One milliliter of rumen fluid contains 10 billion bacteria, one million protozoa, and 10 thousand fungi. Increasing this microbial population is key to maintaining health. Microbes provide volatile fatty acids, and microbes are used as a protein and energy source for the cattle. The more microbes, the better. And microbes need minerals.
Minerals, said Perry, make everything else more efficient.
Perry discussed studies from the University of Missouri, in which the microbial population was shown to be increased simply by feeding a balanced ration. Cows on a balanced diet showed 100 percent microbial activity. When the ration was broken down, and only the hay was fed for two weeks, the cows lost 60 percent of their microbial population. When the crude protein or mineral portions were fed alone, they lost 40 percent of their microbes.
“Certainly we want to have minerals out all the time,” Perry said. “Minerals are the single most important supplement that we can give.”
While much of the work Perry discussed was done on poor pasture, and in drought-prone areas in the West or Mid-West regions of the country, operators in the Northeast work under much more optimal conditions.
Perry stated that if the cows are rotationally grazed, and eating lush green grass, then they only need a 6 percent phosphorous mineral, while milking cows would need a bit more.
“The higher the quality of the forage, the less phosphorous you are going to need.”
Selenium deficiency is a problem in the region, but when a mineral supplement has the maximum amount of selenium, there should be no problem, as the legal limit is three times more than a cow actually needs, Perry said.
“Where we think the cow herd is low in minerals, I want to hit them with organics,” Perry said. But otherwise, inorganic minerals are fine. Generally, cows will “inhale’ minerals when they are first offered, indicating that they probably have been lacking.
Fall calving, where the cows are on pasture during pregnancy, is gaining in popularity around the country, Perry said.
“You guys have really high-quality pasture.
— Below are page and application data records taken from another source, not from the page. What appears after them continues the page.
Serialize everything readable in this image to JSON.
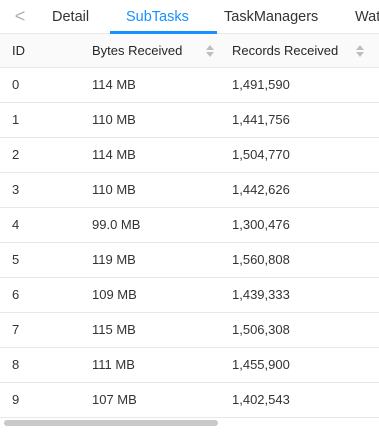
{
  "tabs": {
    "prev_arrow": "<",
    "items": [
      "Detail",
      "SubTasks",
      "TaskManagers",
      "Wat"
    ],
    "active": "SubTasks"
  },
  "table": {
    "columns": [
      "ID",
      "Bytes Received",
      "Records Received"
    ],
    "rows": [
      {
        "id": "0",
        "bytes": "114 MB",
        "records": "1,491,590"
      },
      {
        "id": "1",
        "bytes": "110 MB",
        "records": "1,441,756"
      },
      {
        "id": "2",
        "bytes": "114 MB",
        "records": "1,504,770"
      },
      {
        "id": "3",
        "bytes": "110 MB",
        "records": "1,442,626"
      },
      {
        "id": "4",
        "bytes": "99.0 MB",
        "records": "1,300,476"
      },
      {
        "id": "5",
        "bytes": "119 MB",
        "records": "1,560,808"
      },
      {
        "id": "6",
        "bytes": "109 MB",
        "records": "1,439,333"
      },
      {
        "id": "7",
        "bytes": "115 MB",
        "records": "1,506,308"
      },
      {
        "id": "8",
        "bytes": "111 MB",
        "records": "1,455,900"
      },
      {
        "id": "9",
        "bytes": "107 MB",
        "records": "1,402,543"
      }
    ]
  },
  "colors": {
    "accent": "#1890ff",
    "border": "#e8e8e8",
    "header_bg": "#fafafa"
  }
}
The only thing I question about fall calving in the Northeast is that we are asking that cow to have her peak energy needs during the winter time,” Perry said. “As long as you have the feed resources available to keep her going through that, she can still maximize her milk, and she’ll be fine.”
The Sustained Feeding program is all about meeting the cow’s nutritional needs, continually.
“Let’s give the cows what they need, when they need it, and let’s set her up to do her thing and get out of her way, Perry said. “We can develop diets around what the cows need.”